The crowd, 99% of which was pro-Ginebra, was definitely a factor as the Dragons shot just 39% from the field, including 11-of-42 (26%) from beyond the arc.
"I really feel that they could feel the energy of the crowd that 54,000 that were here," Cone said. "Just from the very first basket when Justin scored on that first basket.
"It's hard to explain, but you can just feel the energy of the players just go up. We kept saying in the timeouts, 'No one's gonna get tired today no one's playing tired today.' We were just going to battle through and when we got that lead, I think it just kind of kept us purposeful.
"When you have that massive crowd behind you, you play better than you are and we played better than we are today. And every person in the coliseum was important to this win. And so we can't thank them enough for all showing up. Ironically, we didn't want to play a Game 7."
Cone also tipped his hat to his Dragons counterpart Brian Goorjian, whom he labeled as "really special," for the work he did, adding: "I mean, I can honestly say that. He had to go to basically three different lineups for this series.
"You know, one with Nicholson, and he played one way then he went all Chinese and he played one way. And then he came out with Powell and played another way, and his team stayed in their flow. When they lost to Nicholson, their spirit was incredible.
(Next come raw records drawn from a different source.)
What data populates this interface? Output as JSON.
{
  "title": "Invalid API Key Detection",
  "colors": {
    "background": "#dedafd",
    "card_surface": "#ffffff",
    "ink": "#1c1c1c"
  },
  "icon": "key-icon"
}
"Their motor really lifted up instead of going down. They didn't feel sorry for themselves. (Myles) Powell came off in Game 6 and played a wonderful game. But I felt that we could adjust him a little better. And the three days off actually gave us a little bit more time to adjust to him and the way they played with him."
In a minor surprise, Ginebra center Christian Standhardinger was voted Finals MVP, his first.
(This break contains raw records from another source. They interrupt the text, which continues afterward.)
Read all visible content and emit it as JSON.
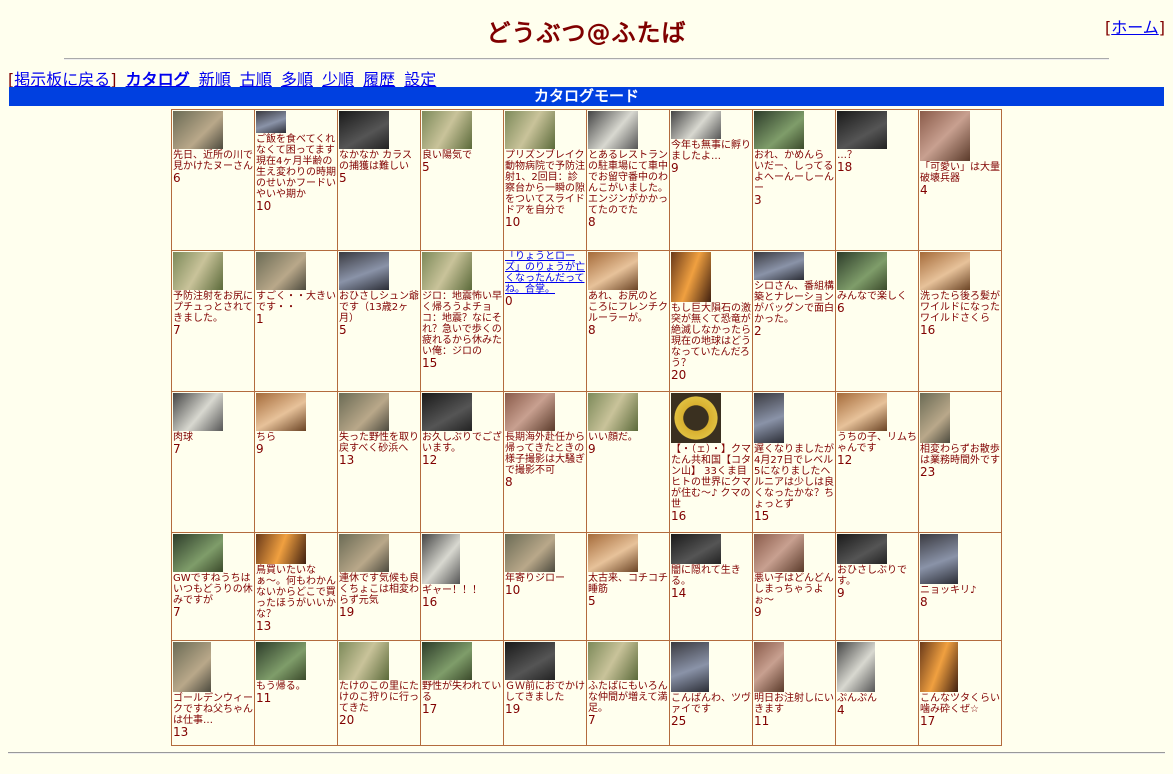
{
  "header": {
    "title": "どうぶつ@ふたば",
    "home_label": "ホーム",
    "bracket_open": "[",
    "bracket_close": "]"
  },
  "nav": {
    "back_label": "掲示板に戻る",
    "bracket_open": "[",
    "bracket_close": "]",
    "current": "カタログ",
    "links": [
      "新順",
      "古順",
      "多順",
      "少順",
      "履歴",
      "設定"
    ]
  },
  "mode_bar": {
    "label": "カタログモード"
  },
  "catalog": {
    "rows": [
      [
        {
          "thumb": [
            50,
            38
          ],
          "style": "t-a",
          "caption": "先日、近所の川で見かけたヌーさん",
          "count": "6"
        },
        {
          "thumb": [
            30,
            22
          ],
          "style": "t-b",
          "caption": "ご飯を食べてくれなくて困ってます現在4ヶ月半齢の生え変わりの時期のせいかフードいやいや期か",
          "count": "10"
        },
        {
          "thumb": [
            50,
            38
          ],
          "style": "t-h",
          "caption": "なかなか カラスの捕獲は難しい",
          "count": "5"
        },
        {
          "thumb": [
            50,
            38
          ],
          "style": "t-c",
          "caption": "良い陽気で",
          "count": "5"
        },
        {
          "thumb": [
            50,
            38
          ],
          "style": "t-c",
          "caption": "プリズンブレイク動物病院で予防注射1、2回目：診察台から一瞬の隙をついてスライドドアを自分で",
          "count": "10"
        },
        {
          "thumb": [
            50,
            38
          ],
          "style": "t-f",
          "caption": "とあるレストランの駐車場にて車中でお留守番中のわんこがいました。エンジンがかかってたのでた",
          "count": "8"
        },
        {
          "thumb": [
            50,
            28
          ],
          "style": "t-f",
          "caption": "今年も無事に孵りましたよ…",
          "count": "9"
        },
        {
          "thumb": [
            50,
            38
          ],
          "style": "t-e",
          "caption": "おれ、かめんらいだー、しってるよへーんーしーんー",
          "count": "3"
        },
        {
          "thumb": [
            50,
            38
          ],
          "style": "t-h",
          "caption": "…？",
          "count": "18"
        },
        {
          "thumb": [
            50,
            50
          ],
          "style": "t-j",
          "caption": "「可愛い」は大量破壊兵器",
          "count": "4"
        }
      ],
      [
        {
          "thumb": [
            50,
            38
          ],
          "style": "t-c",
          "caption": "予防注射をお尻にプチュっとされてきました。",
          "count": "7"
        },
        {
          "thumb": [
            50,
            38
          ],
          "style": "t-a",
          "caption": "すごく・・大きいです・・",
          "count": "1"
        },
        {
          "thumb": [
            50,
            38
          ],
          "style": "t-b",
          "caption": "おひさしシュン爺です（13歳2ヶ月）",
          "count": "5"
        },
        {
          "thumb": [
            50,
            38
          ],
          "style": "t-c",
          "caption": "ジロ：地震怖い早く帰ろうよチョコ：地震？なにそれ？急いで歩くの疲れるから休みたい俺：ジロの",
          "count": "15"
        },
        {
          "thumb": [
            0,
            0
          ],
          "style": "",
          "caption": "「りょうとローズ」のりょうが亡くなったんだってね。合掌。",
          "count": "0",
          "link": true
        },
        {
          "thumb": [
            50,
            38
          ],
          "style": "t-d",
          "caption": "あれ、お尻のところにフレンチクルーラーが。",
          "count": "8"
        },
        {
          "thumb": [
            40,
            50
          ],
          "style": "t-g",
          "caption": "もし巨大隕石の激突が無くて恐竜が絶滅しなかったら現在の地球はどうなっていたんだろう？",
          "count": "20"
        },
        {
          "thumb": [
            50,
            28
          ],
          "style": "t-b",
          "caption": "シロさん、番組構築とナレーションがバッグンで面白かった。",
          "count": "2"
        },
        {
          "thumb": [
            50,
            38
          ],
          "style": "t-e",
          "caption": "みんなで楽しく",
          "count": "6"
        },
        {
          "thumb": [
            50,
            38
          ],
          "style": "t-d",
          "caption": "洗ったら後ろ髪がワイルドになったワイルドさくら",
          "count": "16"
        }
      ],
      [
        {
          "thumb": [
            50,
            38
          ],
          "style": "t-f",
          "caption": "肉球",
          "count": "7"
        },
        {
          "thumb": [
            50,
            38
          ],
          "style": "t-d",
          "caption": "ちら",
          "count": "9"
        },
        {
          "thumb": [
            50,
            38
          ],
          "style": "t-a",
          "caption": "失った野性を取り戻すべく砂浜へ",
          "count": "13"
        },
        {
          "thumb": [
            50,
            38
          ],
          "style": "t-h",
          "caption": "お久しぶりでございます。",
          "count": "12"
        },
        {
          "thumb": [
            50,
            38
          ],
          "style": "t-j",
          "caption": "長期海外赴任から帰ってきたときの様子撮影は大騒ぎで撮影不可",
          "count": "8"
        },
        {
          "thumb": [
            50,
            38
          ],
          "style": "t-c",
          "caption": "いい顔だ。",
          "count": "9"
        },
        {
          "thumb": [
            50,
            50
          ],
          "style": "t-i",
          "caption": "【・（ェ）・】クマたん共和国【コタン山】 33くま目ヒトの世界にクマが住む〜♪ クマの世",
          "count": "16"
        },
        {
          "thumb": [
            30,
            50
          ],
          "style": "t-b",
          "caption": "遅くなりましたが4月27日でレベル5になりましたヘルニアは少しは良くなったかな？ちょっとず",
          "count": "15"
        },
        {
          "thumb": [
            50,
            38
          ],
          "style": "t-d",
          "caption": "うちの子、リムちゃんです",
          "count": "12"
        },
        {
          "thumb": [
            30,
            50
          ],
          "style": "t-a",
          "caption": "相変わらずお散歩は業務時間外です",
          "count": "23"
        }
      ],
      [
        {
          "thumb": [
            50,
            38
          ],
          "style": "t-e",
          "caption": "GWですねうちはいつもどうりの休みですが",
          "count": "7"
        },
        {
          "thumb": [
            50,
            30
          ],
          "style": "t-g",
          "caption": "鳥買いたいなぁ〜。何もわかんないからどこで買ったほうがいいかな？",
          "count": "13"
        },
        {
          "thumb": [
            50,
            38
          ],
          "style": "t-a",
          "caption": "連休です気候も良くちょこは相変わらず元気",
          "count": "19"
        },
        {
          "thumb": [
            38,
            50
          ],
          "style": "t-f",
          "caption": "ギャー！！！",
          "count": "16"
        },
        {
          "thumb": [
            50,
            38
          ],
          "style": "t-a",
          "caption": "年寄りジロー",
          "count": "10"
        },
        {
          "thumb": [
            50,
            38
          ],
          "style": "t-d",
          "caption": "太古来、コチコチ睡筋",
          "count": "5"
        },
        {
          "thumb": [
            50,
            30
          ],
          "style": "t-h",
          "caption": "闇に隠れて生きる。",
          "count": "14"
        },
        {
          "thumb": [
            50,
            38
          ],
          "style": "t-j",
          "caption": "悪い子はどんどんしまっちゃうよぉ〜",
          "count": "9"
        },
        {
          "thumb": [
            50,
            30
          ],
          "style": "t-h",
          "caption": "おひさしぶりです。",
          "count": "9"
        },
        {
          "thumb": [
            38,
            50
          ],
          "style": "t-b",
          "caption": "ニョッキリ♪",
          "count": "8"
        }
      ],
      [
        {
          "thumb": [
            38,
            50
          ],
          "style": "t-a",
          "caption": "ゴールデンウィークですね父ちゃんは仕事…",
          "count": "13"
        },
        {
          "thumb": [
            50,
            38
          ],
          "style": "t-e",
          "caption": "もう帰る。",
          "count": "11"
        },
        {
          "thumb": [
            50,
            38
          ],
          "style": "t-c",
          "caption": "たけのこの里にたけのこ狩りに行ってきた",
          "count": "20"
        },
        {
          "thumb": [
            50,
            38
          ],
          "style": "t-e",
          "caption": "野性が失われている",
          "count": "17"
        },
        {
          "thumb": [
            50,
            38
          ],
          "style": "t-h",
          "caption": "ＧＷ前におでかけしてきました",
          "count": "19"
        },
        {
          "thumb": [
            50,
            38
          ],
          "style": "t-c",
          "caption": "ふたばにもいろんな仲間が増えて満足。",
          "count": "7"
        },
        {
          "thumb": [
            38,
            50
          ],
          "style": "t-b",
          "caption": "こんばんわ、ツヴァイです",
          "count": "25"
        },
        {
          "thumb": [
            30,
            50
          ],
          "style": "t-j",
          "caption": "明日お注射しにいきます",
          "count": "11"
        },
        {
          "thumb": [
            38,
            50
          ],
          "style": "t-f",
          "caption": "ぷんぷん",
          "count": "4"
        },
        {
          "thumb": [
            38,
            50
          ],
          "style": "t-g",
          "caption": "こんなツタくらい噛み砕くぜ☆",
          "count": "17"
        }
      ]
    ]
  }
}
"Wow, what a surprise," said the Fil-German, who averaged 10.5 points and 7.0 rebounds in the series.
"It's really neat and cool that everybody recognized Christian because usually you're not gonna recognize that guy as the guy who does all the hard work and does the defense," Cone said. "He defended Nicholson early. He set all the screens, he's running all over the place. He just comes and plays here every time. And so I'm really, really pleased that he was honored for that and recognized for that, rather than just give it to the guy who's a top scorer. That's what we tend to do."
There were other heroes for Barangay Ginebra in this series. Newcomer Jamie Malonzo proved to be a valuable piece, while LA Tenorio battled through a groin injury in the last two games and came up with a huge triple near the end of the second quarter that capped a big Ginebra run.
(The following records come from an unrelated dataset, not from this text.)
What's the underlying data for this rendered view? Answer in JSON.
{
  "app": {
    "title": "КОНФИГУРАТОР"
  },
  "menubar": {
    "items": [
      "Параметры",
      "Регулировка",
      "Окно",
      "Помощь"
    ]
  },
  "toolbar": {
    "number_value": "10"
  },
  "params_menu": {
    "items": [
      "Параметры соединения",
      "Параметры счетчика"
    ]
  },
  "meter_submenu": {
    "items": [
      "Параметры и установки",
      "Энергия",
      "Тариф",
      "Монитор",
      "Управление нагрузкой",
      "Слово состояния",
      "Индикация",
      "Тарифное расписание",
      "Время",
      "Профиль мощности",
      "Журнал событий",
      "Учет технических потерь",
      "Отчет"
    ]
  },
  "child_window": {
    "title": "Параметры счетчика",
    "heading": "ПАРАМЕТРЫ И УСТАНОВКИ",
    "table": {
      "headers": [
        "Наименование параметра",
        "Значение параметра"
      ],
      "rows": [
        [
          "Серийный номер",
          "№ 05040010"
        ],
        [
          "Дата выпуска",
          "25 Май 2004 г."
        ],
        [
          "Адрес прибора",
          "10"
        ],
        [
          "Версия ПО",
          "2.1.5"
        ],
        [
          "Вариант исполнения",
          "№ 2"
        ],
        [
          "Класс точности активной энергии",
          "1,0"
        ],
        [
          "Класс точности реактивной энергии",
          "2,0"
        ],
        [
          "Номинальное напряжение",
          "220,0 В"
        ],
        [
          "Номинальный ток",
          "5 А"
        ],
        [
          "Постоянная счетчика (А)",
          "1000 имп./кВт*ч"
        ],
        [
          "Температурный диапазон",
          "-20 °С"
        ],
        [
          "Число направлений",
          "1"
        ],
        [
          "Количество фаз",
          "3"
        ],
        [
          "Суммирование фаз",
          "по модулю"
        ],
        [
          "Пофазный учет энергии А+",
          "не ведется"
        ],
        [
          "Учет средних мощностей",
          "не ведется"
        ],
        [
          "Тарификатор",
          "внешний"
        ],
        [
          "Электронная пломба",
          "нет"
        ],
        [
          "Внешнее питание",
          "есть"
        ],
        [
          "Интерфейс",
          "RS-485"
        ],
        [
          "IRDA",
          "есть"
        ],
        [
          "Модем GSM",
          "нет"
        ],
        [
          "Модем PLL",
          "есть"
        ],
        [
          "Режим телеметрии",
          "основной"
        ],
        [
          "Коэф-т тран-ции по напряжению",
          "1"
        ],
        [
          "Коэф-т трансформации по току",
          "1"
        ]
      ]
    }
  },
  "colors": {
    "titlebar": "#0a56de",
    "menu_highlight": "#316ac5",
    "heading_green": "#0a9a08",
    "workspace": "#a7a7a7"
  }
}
"(Malonzo) had some really big three-point shots tonight, plus the energy level and his ability to get to the rebound," Cone said. "We challenged him before the game and we told him that, 'Jamie you got to be our best rebounder out there today. You know, you got to go out there and you got to go attack every rebound.'
"After Game 5 I told my wife, I don't think LA is going to be a factor in the series the rest of the way. we're going to have to find someone to step up and step into his place because I felt his injury was too severe. But he got a lot of help from the trainers.
"We got an outside trainer to come in and help us as well. And you know they were basically doing therapy 24 hours a day at his house and practice for the last three or four days getting him ready. He looked so much better today moved so much better today than he did in Game 6."
Reigning MVP Scottie Thompson could have also made a strong case for Finals MVP, especially with the defense he played on Powell in Game 7.
"Poor Scottie, we asked him to do so much and he's the only superstar out there that's going to defend the import of the other team, that's going to handle the ball, is going to get every rebound. How many superstars you know is going to do all that do all the dirty work and still score and still assist and still play at that energy level that he plays? He is an amazing player, much more than I think people really appreciate."